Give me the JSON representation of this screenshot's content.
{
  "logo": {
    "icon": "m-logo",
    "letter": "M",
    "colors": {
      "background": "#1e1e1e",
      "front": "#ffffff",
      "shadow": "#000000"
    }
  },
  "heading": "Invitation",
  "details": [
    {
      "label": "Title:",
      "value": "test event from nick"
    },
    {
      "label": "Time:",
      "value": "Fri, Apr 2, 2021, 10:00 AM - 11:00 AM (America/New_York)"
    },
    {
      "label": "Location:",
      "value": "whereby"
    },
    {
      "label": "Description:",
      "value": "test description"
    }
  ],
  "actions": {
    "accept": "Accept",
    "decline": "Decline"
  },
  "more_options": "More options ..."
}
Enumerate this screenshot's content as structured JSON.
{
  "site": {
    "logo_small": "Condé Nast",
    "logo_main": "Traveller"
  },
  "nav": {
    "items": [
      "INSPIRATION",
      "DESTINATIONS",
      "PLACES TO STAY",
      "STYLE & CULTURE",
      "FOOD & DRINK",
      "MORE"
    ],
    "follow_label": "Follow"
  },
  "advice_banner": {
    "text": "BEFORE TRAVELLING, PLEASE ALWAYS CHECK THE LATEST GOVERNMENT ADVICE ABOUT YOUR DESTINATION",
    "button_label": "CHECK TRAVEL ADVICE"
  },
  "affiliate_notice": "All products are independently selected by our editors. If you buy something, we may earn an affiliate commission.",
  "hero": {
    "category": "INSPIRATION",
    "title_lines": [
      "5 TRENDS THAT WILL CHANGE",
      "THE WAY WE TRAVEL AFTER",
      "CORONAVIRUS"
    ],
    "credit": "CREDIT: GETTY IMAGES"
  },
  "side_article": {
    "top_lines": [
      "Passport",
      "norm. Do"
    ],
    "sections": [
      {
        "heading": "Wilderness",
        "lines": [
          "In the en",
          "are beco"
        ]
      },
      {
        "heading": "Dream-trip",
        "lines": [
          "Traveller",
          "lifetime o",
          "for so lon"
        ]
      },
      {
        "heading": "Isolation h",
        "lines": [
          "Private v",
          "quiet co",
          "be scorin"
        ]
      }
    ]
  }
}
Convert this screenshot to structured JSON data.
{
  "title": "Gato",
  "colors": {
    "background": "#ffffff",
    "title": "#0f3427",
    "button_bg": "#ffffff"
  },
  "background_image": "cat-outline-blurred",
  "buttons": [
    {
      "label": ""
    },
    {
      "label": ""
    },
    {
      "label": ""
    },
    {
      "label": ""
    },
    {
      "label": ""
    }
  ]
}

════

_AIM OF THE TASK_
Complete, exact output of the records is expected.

_EXERCISE OUTPUT_
Give me the JSON representation of this screenshot's content.
{
  "logo": {
    "icon": "m-logo",
    "letter": "M",
    "colors": {
      "background": "#1e1e1e",
      "front": "#ffffff",
      "shadow": "#000000"
    }
  },
  "heading": "Invitation",
  "details": [
    {
      "label": "Title:",
      "value": "test event from nick"
    },
    {
      "label": "Time:",
      "value": "Fri, Apr 2, 2021, 10:00 AM - 11:00 AM (America/New_York)"
    },
    {
      "label": "Location:",
      "value": "whereby"
    },
    {
      "label": "Description:",
      "value": "test description"
    }
  ],
  "actions": {
    "accept": "Accept",
    "decline": "Decline"
  },
  "more_options": "More options ..."
}
Enumerate this screenshot's content as structured JSON.
{
  "site": {
    "logo_small": "Condé Nast",
    "logo_main": "Traveller"
  },
  "nav": {
    "items": [
      "INSPIRATION",
      "DESTINATIONS",
      "PLACES TO STAY",
      "STYLE & CULTURE",
      "FOOD & DRINK",
      "MORE"
    ],
    "follow_label": "Follow"
  },
  "advice_banner": {
    "text": "BEFORE TRAVELLING, PLEASE ALWAYS CHECK THE LATEST GOVERNMENT ADVICE ABOUT YOUR DESTINATION",
    "button_label": "CHECK TRAVEL ADVICE"
  },
  "affiliate_notice": "All products are independently selected by our editors. If you buy something, we may earn an affiliate commission.",
  "hero": {
    "category": "INSPIRATION",
    "title_lines": [
      "5 TRENDS THAT WILL CHANGE",
      "THE WAY WE TRAVEL AFTER",
      "CORONAVIRUS"
    ],
    "credit": "CREDIT: GETTY IMAGES"
  },
  "side_article": {
    "top_lines": [
      "Passport",
      "norm. Do"
    ],
    "sections": [
      {
        "heading": "Wilderness",
        "lines": [
          "In the en",
          "are beco"
        ]
      },
      {
        "heading": "Dream-trip",
        "lines": [
          "Traveller",
          "lifetime o",
          "for so lon"
        ]
      },
      {
        "heading": "Isolation h",
        "lines": [
          "Private v",
          "quiet co",
          "be scorin"
        ]
      }
    ]
  }
}
Convert this screenshot to structured JSON data.
{
  "title": "Gato",
  "colors": {
    "background": "#ffffff",
    "title": "#0f3427",
    "button_bg": "#ffffff"
  },
  "background_image": "cat-outline-blurred",
  "buttons": [
    {
      "label": ""
    },
    {
      "label": ""
    },
    {
      "label": ""
    },
    {
      "label": ""
    },
    {
      "label": ""
    }
  ]
}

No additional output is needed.